Scrapped Extension of The Esplanade Walking Track Raises Concerns in Sydney’s South

Residents in Sydney’s south are expressing alarm over fears that the state government may cancel a promised extension of The Esplanade walking track around the Cronulla peninsula. The concerns were raised by marine rescue volunteers who cited safety issues. The $7 million plan aimed to extend the pedestrian route along the clifftops from Salmon Haul Reserve to Darook Park on Gunnamatta Bay. Opposition Leader Mark Speakman, who is the Cronulla MP, wrote to residents stating that the government was considering scrapping part of the project. This move has angered Speakman, locals, and the Sutherland Shire Council, prompting an extraordinary meeting to discuss the matter.

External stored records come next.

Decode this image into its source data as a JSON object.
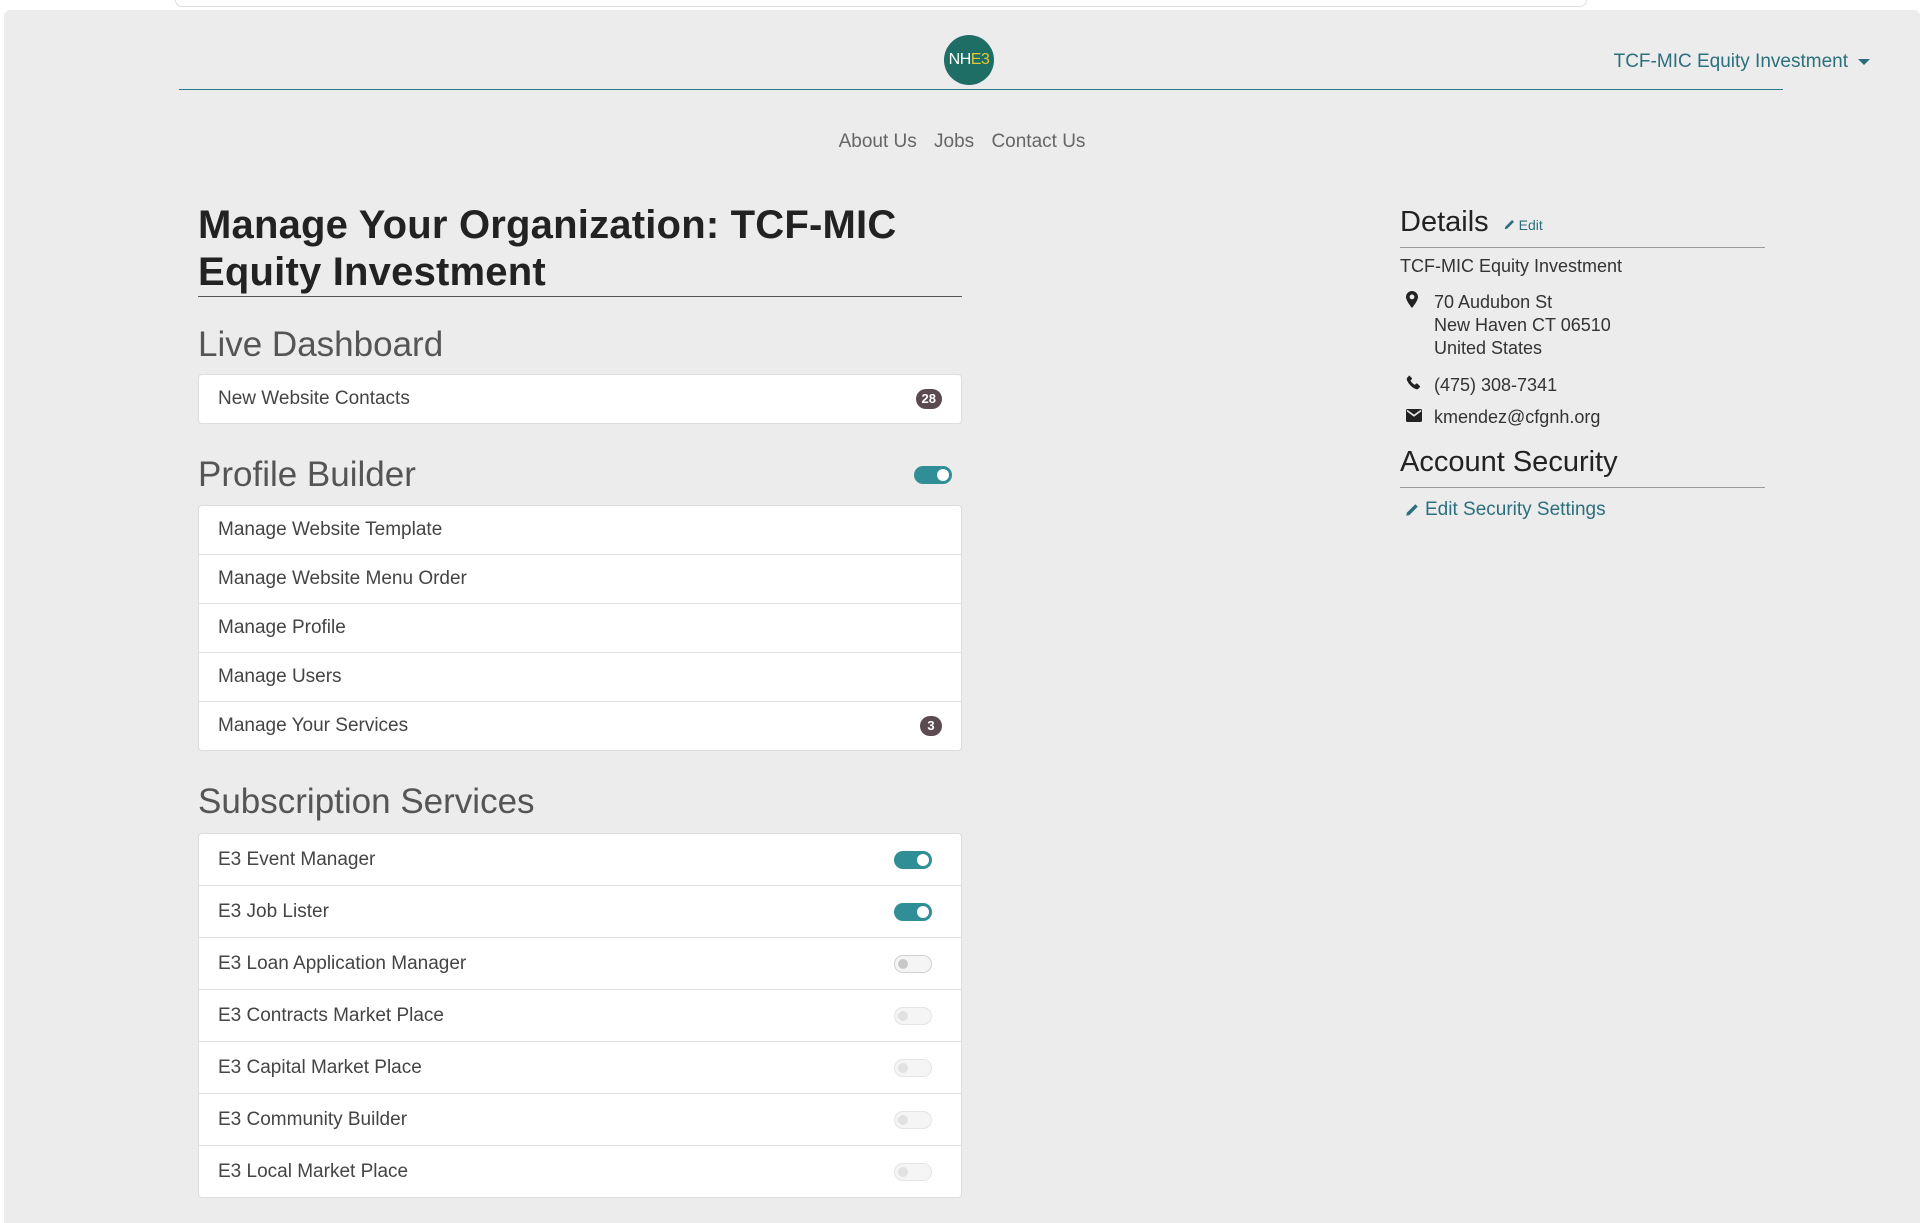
{
  "header": {
    "logo": {
      "part1": "NH",
      "part2": "E3"
    },
    "org_dropdown": "TCF-MIC Equity Investment"
  },
  "nav": [
    "About Us",
    "Jobs",
    "Contact Us"
  ],
  "page_title": "Manage Your Organization: TCF-MIC Equity Investment",
  "live_dashboard": {
    "title": "Live Dashboard",
    "items": [
      {
        "label": "New Website Contacts",
        "badge": "28"
      }
    ]
  },
  "profile_builder": {
    "title": "Profile Builder",
    "toggle_on": true,
    "items": [
      {
        "label": "Manage Website Template"
      },
      {
        "label": "Manage Website Menu Order"
      },
      {
        "label": "Manage Profile"
      },
      {
        "label": "Manage Users"
      },
      {
        "label": "Manage Your Services",
        "badge": "3"
      }
    ]
  },
  "subscription_services": {
    "title": "Subscription Services",
    "items": [
      {
        "label": "E3 Event Manager",
        "state": "on"
      },
      {
        "label": "E3 Job Lister",
        "state": "on"
      },
      {
        "label": "E3 Loan Application Manager",
        "state": "off"
      },
      {
        "label": "E3 Contracts Market Place",
        "state": "off-disabled"
      },
      {
        "label": "E3 Capital Market Place",
        "state": "off-disabled"
      },
      {
        "label": "E3 Community Builder",
        "state": "off-disabled"
      },
      {
        "label": "E3 Local Market Place",
        "state": "off-disabled"
      }
    ]
  },
  "details": {
    "title": "Details",
    "edit_label": "Edit",
    "org_name": "TCF-MIC Equity Investment",
    "address": [
      "70 Audubon St",
      "New Haven CT 06510",
      "United States"
    ],
    "phone": "(475) 308-7341",
    "email": "kmendez@cfgnh.org"
  },
  "account_security": {
    "title": "Account Security",
    "link": "Edit Security Settings"
  },
  "colors": {
    "accent": "#2f8e96",
    "link": "#2b6f7d",
    "badge": "#5b4a50",
    "logo_bg": "#1e6e66"
  }
}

The proposed extension includes the state heritage-listed former fisheries research centre at Hungry Point Reserve, which is currently used by Marine Rescue NSW as its operational headquarters. The organization wishes to convert it into a $12 million training complex. Speakman explained that the government is contemplating removing the section of the boardwalk between Hungry Point and Darook Park, which has already been approved and funded. This has raised concerns about exclusive access to the site for Marine Rescue NSW.

Sutherland Shire Mayor Carmelo Pesce will present a mayoral minute objecting to any plans to curtail the extension or reduce funding for the project. Pesce emphasized that funds had already been allocated by the former government for the full boardwalk extension, which the council would build and maintain. He stressed the importance of having a continuous loop for the community’s benefit and tourism promotion.

Marine Rescue NSW has expressed concerns about the proposed boardwalk obstructing their access to the water and their ability to conduct water safety duties. Lands and Property Minister Steve Kamper stated that these concerns were being considered alongside the need for public access to the reserve outside operational areas for safety reasons. Crown Lands, along with Marine Rescue NSW, the council, and the Hungry Point Reserve Land Manager board, is reviewing the future management of the reserve.

The Hungry Point Reserve is of significant importance to the community due to its natural beauty, rich Aboriginal heritage, and past use for fisheries research and migrant hostel accommodation. The extension of the path to Darook Park is seen as a way to enhance a popular walking route and potentially be the first stage of a public walkway around Port Hacking.